Download Full Image
"For me, many of the Chinese participants in the room during the Innovation Dialogue are old friends from the Ministry of Science and Technology, the Chinese Academy of Sciences and Chinese universities," Simon said. "We already have established a great deal of trust and mutual understanding. This often enables us to have frank exchanges about sensitive topics and to identify more easily where there is common ground for resolving seemingly intractable disagreements and problems.”
This year's dialogue was chaired by John Holdren, President Obama's Science Adviser, and Minister WAN Gang from China's Ministry of Science and Technology. Also in attendance were senior representatives from the U.S. Department of Commerce, U.S. Patent and Trademark Office, Office of the U.S. Trade Representative and the U.S. Department of State. They were matched with counterparts from China's Ministry of Finance, the State Intellectual Property Office, the National Development and Reform Commission, and the Ministry of Industry and Information Technology, as well as the Ministry of Science and Technology. Participants were also joined by several members of the private sector from both countries, including Microsoft, Qualcomm, CISCO and Cummins Engines.

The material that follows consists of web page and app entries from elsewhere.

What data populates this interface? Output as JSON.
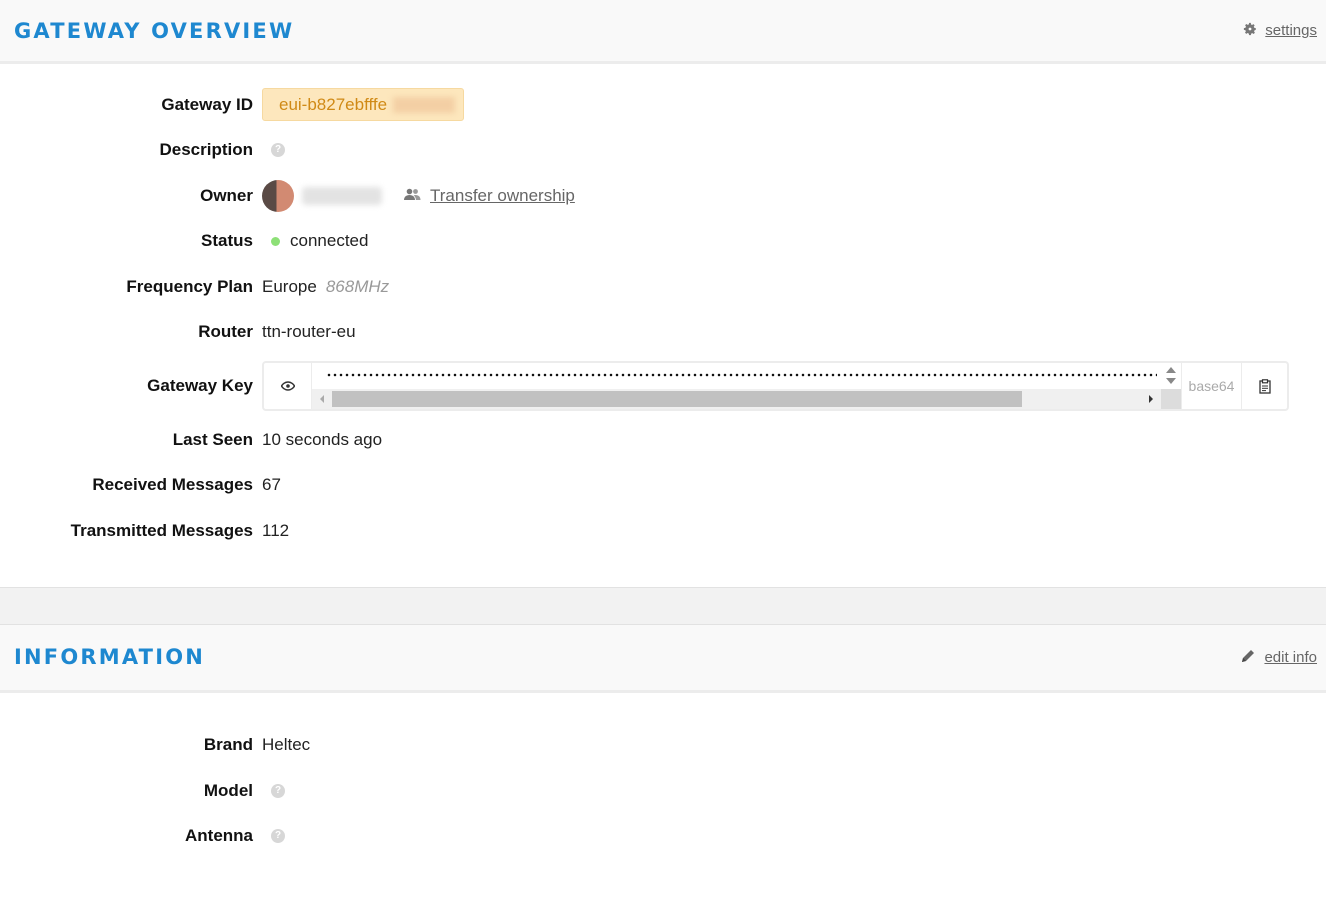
{
  "overview": {
    "title": "GATEWAY OVERVIEW",
    "settings_label": "settings",
    "fields": {
      "gateway_id_label": "Gateway ID",
      "gateway_id_value": "eui-b827ebfffe",
      "description_label": "Description",
      "owner_label": "Owner",
      "transfer_label": "Transfer ownership",
      "status_label": "Status",
      "status_value": "connected",
      "frequency_label": "Frequency Plan",
      "frequency_region": "Europe",
      "frequency_band": "868MHz",
      "router_label": "Router",
      "router_value": "ttn-router-eu",
      "gateway_key_label": "Gateway Key",
      "gateway_key_encoding": "base64",
      "last_seen_label": "Last Seen",
      "last_seen_value": "10 seconds ago",
      "received_label": "Received Messages",
      "received_value": "67",
      "transmitted_label": "Transmitted Messages",
      "transmitted_value": "112"
    }
  },
  "information": {
    "title": "INFORMATION",
    "edit_label": "edit info",
    "fields": {
      "brand_label": "Brand",
      "brand_value": "Heltec",
      "model_label": "Model",
      "antenna_label": "Antenna"
    }
  },
  "icons": {
    "settings": "gear-icon",
    "transfer": "users-icon",
    "eye": "eye-icon",
    "copy": "clipboard-icon",
    "edit": "pencil-icon",
    "help": "question-icon"
  },
  "colors": {
    "accent": "#1e88d0",
    "id_chip_bg": "#fde7bd",
    "id_chip_text": "#d08a16",
    "status_connected": "#8de077"
  }
}
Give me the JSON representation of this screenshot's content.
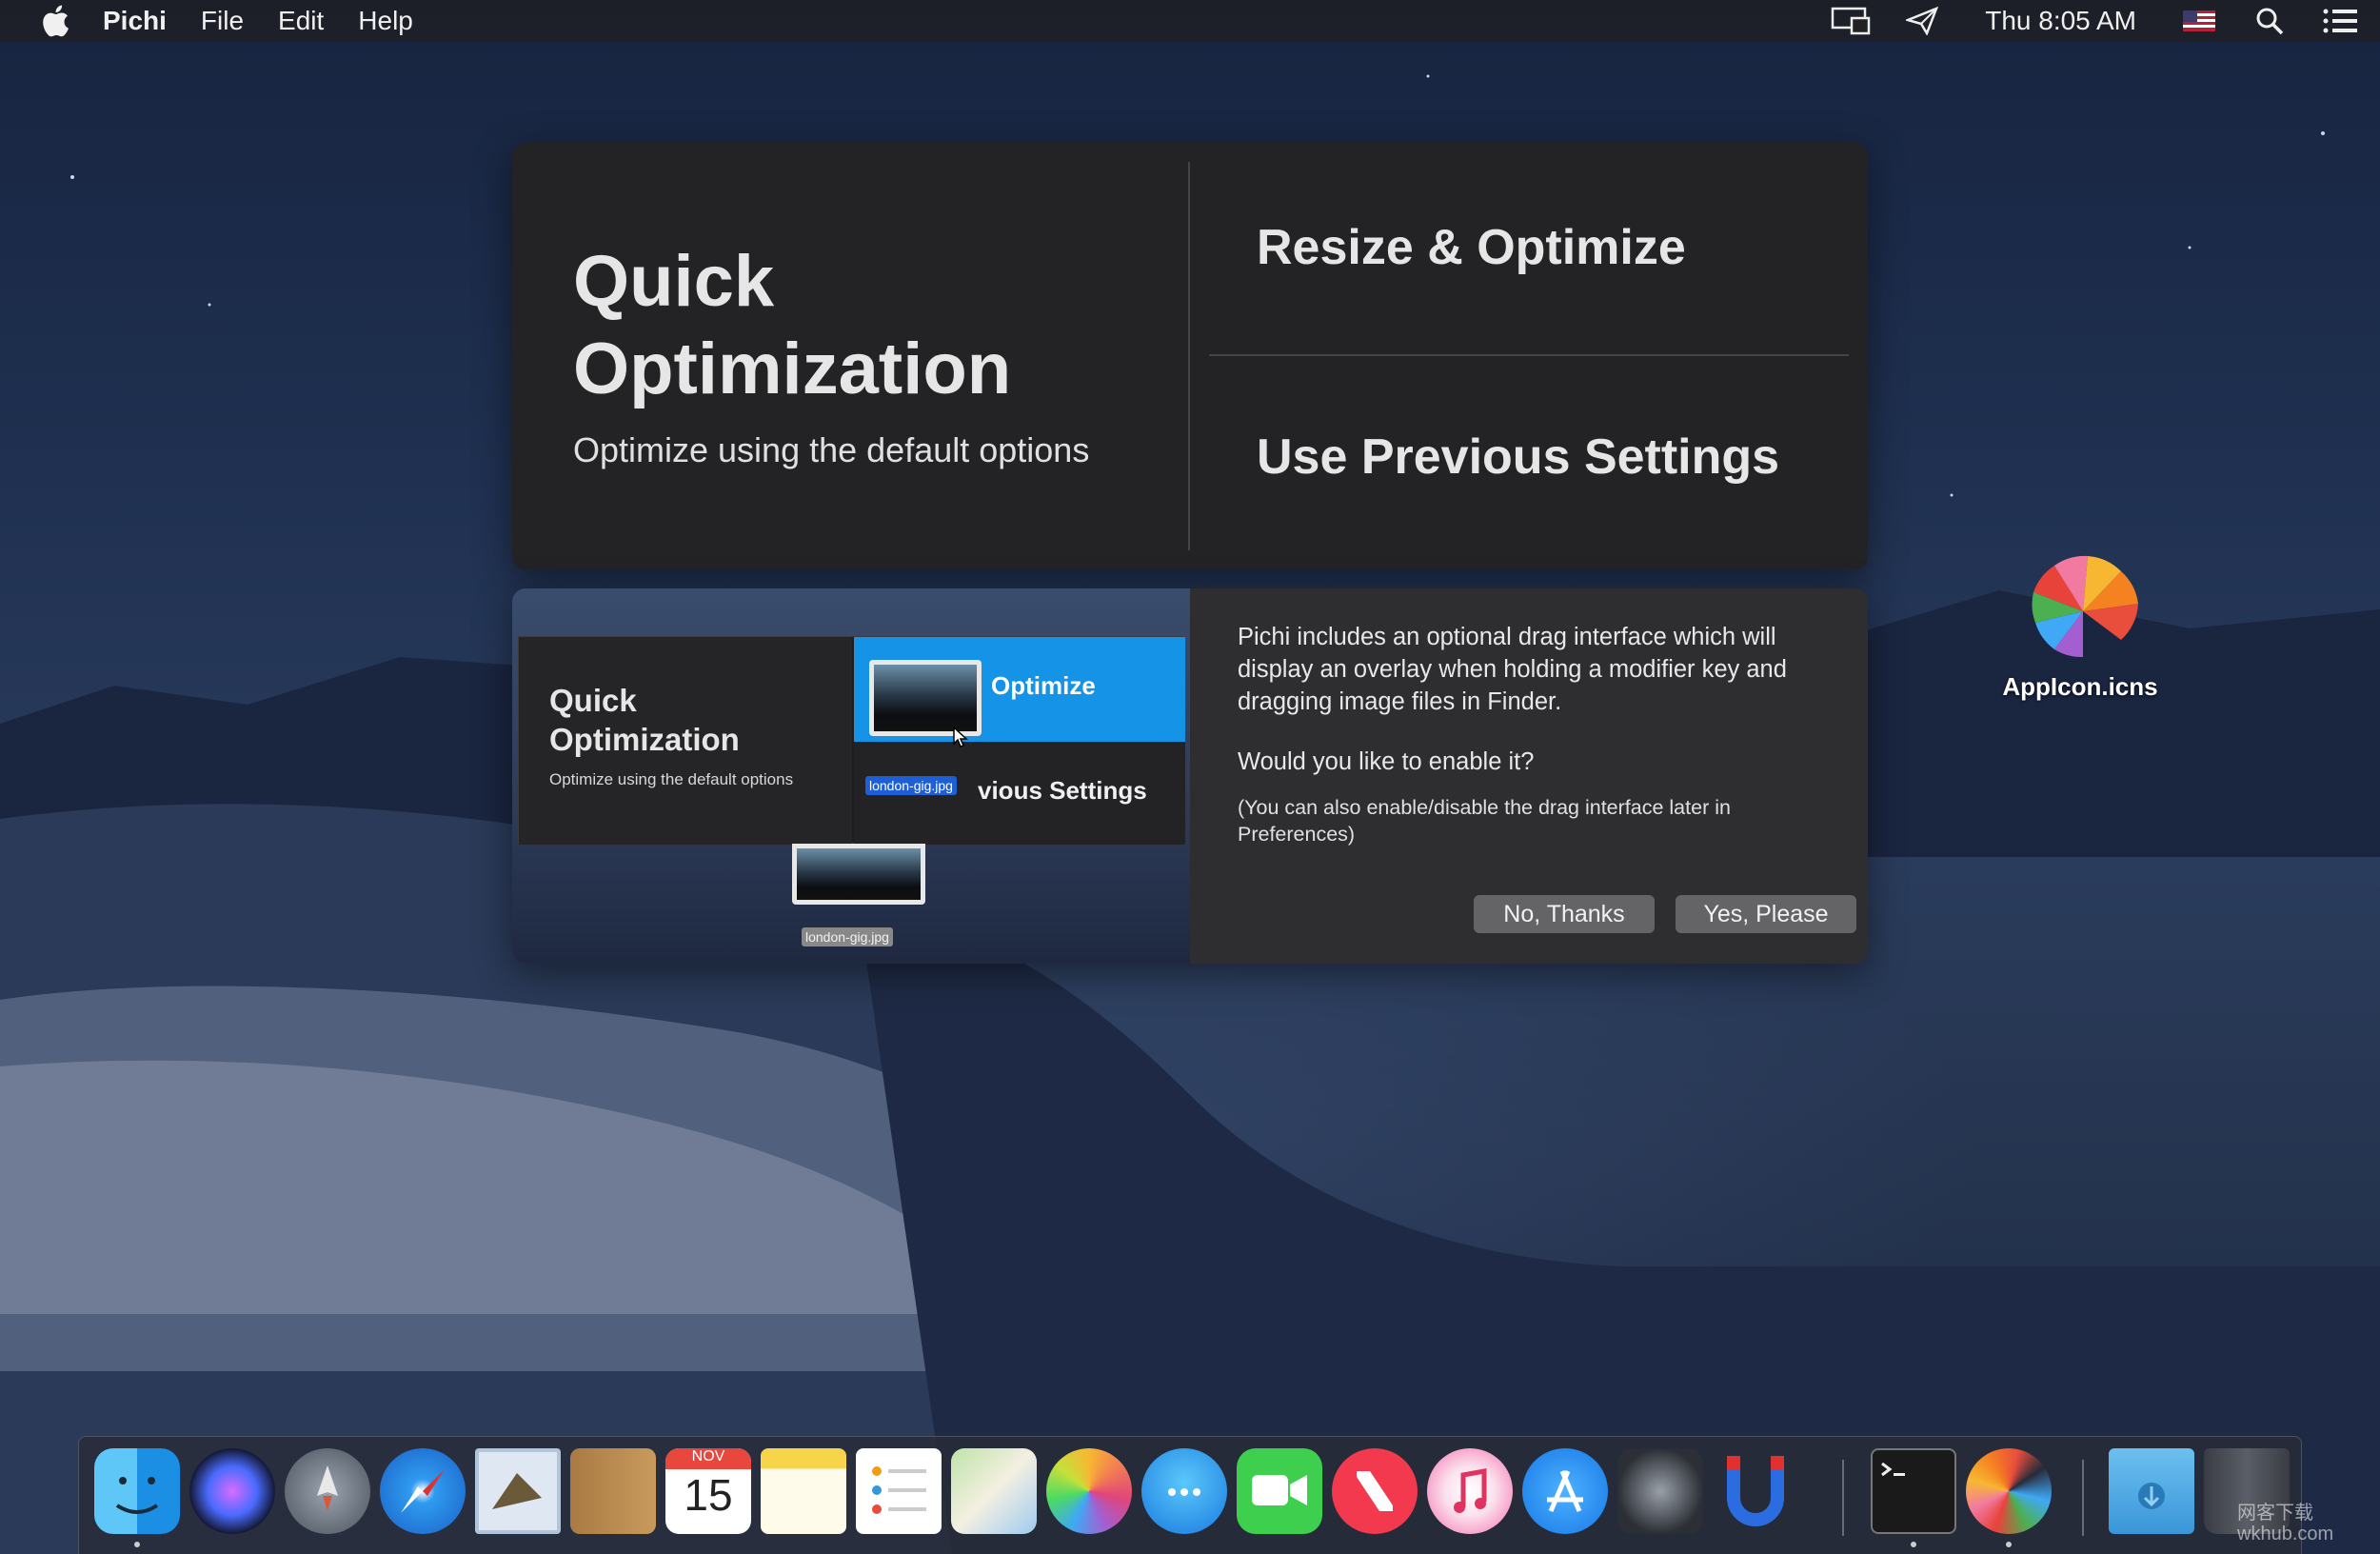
{
  "menubar": {
    "app_name": "Pichi",
    "menus": [
      "File",
      "Edit",
      "Help"
    ],
    "clock": "Thu 8:05 AM"
  },
  "quick_panel": {
    "title": "Quick Optimization",
    "subtitle": "Optimize using the default options",
    "resize_label": "Resize & Optimize",
    "previous_label": "Use Previous Settings"
  },
  "preview": {
    "mini_title": "Quick Optimization",
    "mini_subtitle": "Optimize using the default options",
    "mini_optimize": "Optimize",
    "mini_previous": "vious Settings",
    "file_name": "london-gig.jpg"
  },
  "dialog": {
    "message": "Pichi includes an optional drag interface which will display an overlay when holding a modifier key and dragging image files in Finder.",
    "question": "Would you like to enable it?",
    "note": "(You can also enable/disable the drag interface later in Preferences)",
    "no_label": "No, Thanks",
    "yes_label": "Yes, Please"
  },
  "desktop_icon": {
    "label": "AppIcon.icns"
  },
  "calendar": {
    "month": "NOV",
    "day": "15"
  },
  "dock_apps": [
    "finder",
    "siri",
    "launchpad",
    "safari",
    "mail",
    "contacts",
    "calendar",
    "notes",
    "reminders",
    "maps",
    "photos",
    "messages",
    "facetime",
    "news",
    "itunes",
    "app-store",
    "system-preferences",
    "magnet",
    "terminal",
    "pichi",
    "downloads",
    "trash"
  ],
  "watermark": [
    "网客下载",
    "wkhub.com"
  ],
  "colors": {
    "accent_blue": "#1593e6",
    "panel": "#232325",
    "dialog": "#2e2e30"
  }
}
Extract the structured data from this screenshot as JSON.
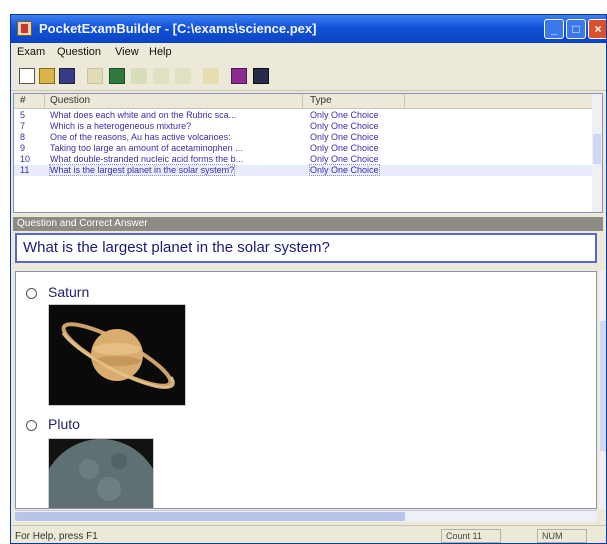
{
  "window": {
    "title": "PocketExamBuilder - [C:\\exams\\science.pex]",
    "controls": {
      "minimize": "_",
      "maximize": "□",
      "close": "×"
    }
  },
  "menu": [
    "Exam",
    "Question",
    "View",
    "Help"
  ],
  "toolbar": {
    "icons": [
      "new-icon",
      "open-icon",
      "save-icon",
      "cut-icon",
      "add-question-icon",
      "delete-question-icon",
      "move-up-icon",
      "move-down-icon",
      "edit-icon",
      "preview-icon",
      "help-icon"
    ]
  },
  "question_list": {
    "columns": [
      "#",
      "Question",
      "Type"
    ],
    "rows": [
      {
        "num": "5",
        "question": "What does each white and on the Rubric sca...",
        "type": "Only One Choice"
      },
      {
        "num": "7",
        "question": "Which is a heterogeneous mixture?",
        "type": "Only One Choice"
      },
      {
        "num": "8",
        "question": "One of the reasons, Au has active volcanoes:",
        "type": "Only One Choice"
      },
      {
        "num": "9",
        "question": "Taking too large an amount of acetaminophen ...",
        "type": "Only One Choice"
      },
      {
        "num": "10",
        "question": "What double-stranded nucleic acid forms the b...",
        "type": "Only One Choice"
      },
      {
        "num": "11",
        "question": "What is the largest planet in the solar system?",
        "type": "Only One Choice"
      }
    ]
  },
  "qa_panel": {
    "header": "Question and Correct Answer",
    "question": "What is the largest planet in the solar system?",
    "answers": [
      {
        "label": "Saturn"
      },
      {
        "label": "Pluto"
      }
    ]
  },
  "status": {
    "help": "For Help, press F1",
    "count": "Count 11",
    "num": "NUM"
  },
  "colors": {
    "titlebar": "#1352d6",
    "accent": "#5869c8",
    "window_bg": "#ece9d8"
  }
}
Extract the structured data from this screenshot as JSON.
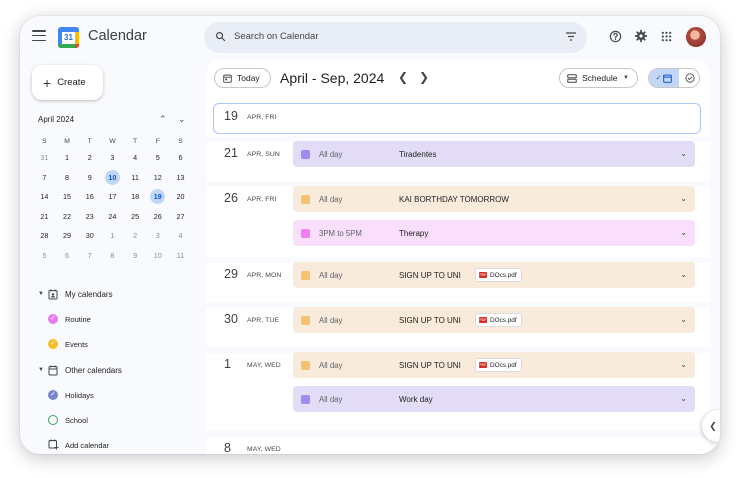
{
  "app": {
    "title": "Calendar",
    "logo_number": "31"
  },
  "search": {
    "placeholder": "Search on Calendar"
  },
  "sidebar": {
    "create_label": "Create",
    "mini_calendar": {
      "month_label": "April 2024",
      "weekdays": [
        "S",
        "M",
        "T",
        "W",
        "T",
        "F",
        "S"
      ],
      "weeks": [
        [
          "31",
          "1",
          "2",
          "3",
          "4",
          "5",
          "6"
        ],
        [
          "7",
          "8",
          "9",
          "10",
          "11",
          "12",
          "13"
        ],
        [
          "14",
          "15",
          "16",
          "17",
          "18",
          "19",
          "20"
        ],
        [
          "21",
          "22",
          "23",
          "24",
          "25",
          "26",
          "27"
        ],
        [
          "28",
          "29",
          "30",
          "1",
          "2",
          "3",
          "4"
        ],
        [
          "5",
          "6",
          "7",
          "8",
          "9",
          "10",
          "11"
        ]
      ]
    },
    "my_calendars": {
      "label": "My calendars",
      "items": [
        {
          "label": "Routine",
          "color": "#e67cf1"
        },
        {
          "label": "Events",
          "color": "#f6bf26"
        }
      ]
    },
    "other_calendars": {
      "label": "Other calendars",
      "items": [
        {
          "label": "Holidays",
          "color": "#7986cb"
        },
        {
          "label": "School",
          "color": "#34a853"
        }
      ]
    },
    "add_calendar_label": "Add calendar"
  },
  "main": {
    "today_label": "Today",
    "date_range": "April - Sep, 2024",
    "view_label": "Schedule",
    "days": [
      {
        "num": "19",
        "label": "APR, FRI",
        "events": []
      },
      {
        "num": "21",
        "label": "APR, SUN",
        "events": [
          {
            "time": "All day",
            "title": "Tiradentes",
            "color": "#e3dcf6",
            "swatch": "#9e8cf3"
          }
        ]
      },
      {
        "num": "26",
        "label": "APR, FRI",
        "events": [
          {
            "time": "All day",
            "title": "KAI BORTHDAY TOMORROW",
            "color": "#f8ebdc",
            "swatch": "#f6c26b"
          },
          {
            "time": "3PM to 5PM",
            "title": "Therapy",
            "color": "#f9dffb",
            "swatch": "#f07ef3"
          }
        ]
      },
      {
        "num": "29",
        "label": "APR, MON",
        "events": [
          {
            "time": "All day",
            "title": "SIGN UP TO UNI",
            "attachment": "DOcs.pdf",
            "color": "#f8ebdc",
            "swatch": "#f6c26b"
          }
        ]
      },
      {
        "num": "30",
        "label": "APR, TUE",
        "events": [
          {
            "time": "All day",
            "title": "SIGN UP TO UNI",
            "attachment": "DOcs.pdf",
            "color": "#f8ebdc",
            "swatch": "#f6c26b"
          }
        ]
      },
      {
        "num": "1",
        "label": "MAY, WED",
        "events": [
          {
            "time": "All day",
            "title": "SIGN UP TO UNI",
            "attachment": "DOcs.pdf",
            "color": "#f8ebdc",
            "swatch": "#f6c26b"
          },
          {
            "time": "All day",
            "title": "Work day",
            "color": "#e3dcf6",
            "swatch": "#9e8cf3"
          }
        ]
      },
      {
        "num": "8",
        "label": "MAY, WED",
        "events": []
      }
    ]
  }
}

“There is a strong need to have all of these people from different American and Chinese agencies involved because each of them is a stakeholder in the innovation domain. Each of their organizations has varied responsibilities that cover a key component or two of the innovation portfolio. If they are not all in the room at the same time, it is hard to reach real agreement or build a true consensus that has much meaning and sustainability. Both countries have large, complex bureaucracies and it is much more efficient to have these people in the same room together so we can make implementable decisions and take concrete actions without extensive delays."
This year's innovation dialogue covered a broad range of innovation-related issues, such as China trying to shift its economy away from its heavy emphasis on manufacturing and moving in the direction of creating a knowledge-driven economy.
“To achieve this end, it must reduce its heavy dependence on imported technology and generate new products and services using more ‘home-grown’ know-how. Some American companies, however, have alleged that extensive support for their own domestic firms by the Chinese government is a form of anti-market intervention that creates an uneven playing field. This frequently has led to tensions between the two governments regarding key issues, such as national treatment and compliance with the terms and conditions of China's membership in the World Trade Organization,” Simon said.
While some of the discussions can get technical regarding tax credits, patenting and competition, and investment policies, the overall tone and focus of the discussions tends to emphasize ways both countries can arrive at more mutually beneficial outcomes as their levels of economic engagement and technological collaboration increase.
"This fourth dialogue meeting was important because it sought to break new ground in two ways," Simon said. "First, there was a clear interest in identifying new models for extending bilateral cooperation in the innovation sphere. The Chinese government is clearly in favor of more joint research and sharing of know-how, especially in fields such as clean energy, biomedicines and agriculture technologies. And second, there was a strong interest in deepening cooperation around the problems of climate change because they are tied to so many other issues."
One aspect of this year's dialogue revolved around comments offered by Minister Wan Gang, who suggested that discussions of innovation inside the dialogue too often were focused largely on money, competitiveness and business, and not enough on societal benefits. He suggested that innovation for social good is part of China's own innovation agenda. For example, he highlighted the fact that the Chinese government is strongly committed to extending the average Chinese life expectancy from 74 to 75 years. While that may seem like a modest increase, just the opposite is the case. Given the fact that China has a population of 1.3 billion people, that would mean that there would be a 1.3 billion year increase across the life span of China's total population.
"1.3 billion years is a lot of additional years to feed, clothe, house, etc. the Chinese population! Accordingly, we need to find new innovative ways to improve the quality of life among the Chinese people," Wan said.